You should avoid being a bragger yourself. Of course you are wonderful, but nobody wants to hear about it repeatedly. I would never discuss how much I make doing magic, but I do a lot of shows and when I have mentioned it, that hasn’t always gotten a great reaction. I have an MBA and tons of experience in negotiation so booking is not as hard for me as it is for many others. Saying this to other magicians in conversation, though, can come across as bragging, and no one wants that. The best way to get along is just ask people about themselves. They always love that.

Some people may see you as a potential girlfriend, rather then as a fellow magician. Magicians do date each other but be very selective with who you have one on one time with. They may be thinking about this differently than you are.

This brings us to the problem of cliques, groups of people who separate themselves from the rest of the group. They often see themselves as a select body and look upon everyone else in the club with disdain. If you are member of a clique, don’t fall into the bad habits they have developed. These include putting down other members, a fear of socializing with non-clique members, and being snobs. Get to know everyone in the club instead. With more friends in magic, you’ll have more people on your team as you grow in magic.
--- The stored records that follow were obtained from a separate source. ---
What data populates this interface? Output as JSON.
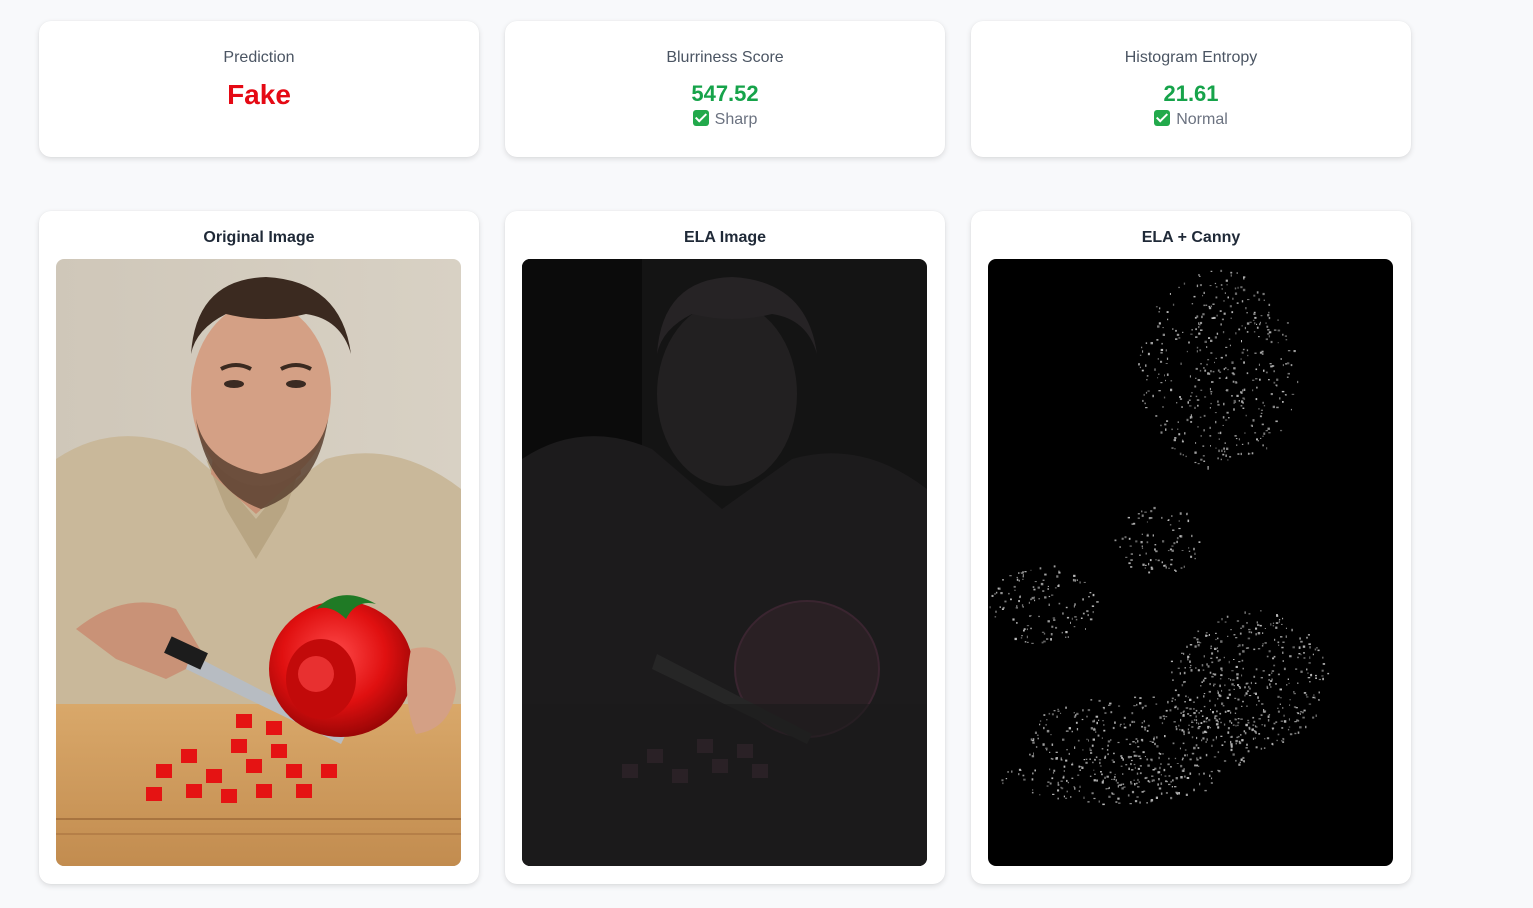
{
  "metrics": {
    "prediction": {
      "label": "Prediction",
      "value": "Fake",
      "value_color": "#e50914"
    },
    "blurriness": {
      "label": "Blurriness Score",
      "value": "547.52",
      "status": "Sharp",
      "status_icon": "check-mark-icon",
      "value_color": "#16a34a"
    },
    "entropy": {
      "label": "Histogram Entropy",
      "value": "21.61",
      "status": "Normal",
      "status_icon": "check-mark-icon",
      "value_color": "#16a34a"
    }
  },
  "images": {
    "original": {
      "title": "Original Image"
    },
    "ela": {
      "title": "ELA Image"
    },
    "ela_canny": {
      "title": "ELA + Canny"
    }
  }
}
A killer of magic clubs is apathy. If people stop showing up at meetings, or don’t get involved, you don’t have a club anymore. It is definitely worthwhile to be an active member in a magic club. The key word is active. Find one near you and get involved. You will learn a lot from your fellow magicians. After all show business is a not just a “know how” business. It’s a, “know who” business. So, get to work on that.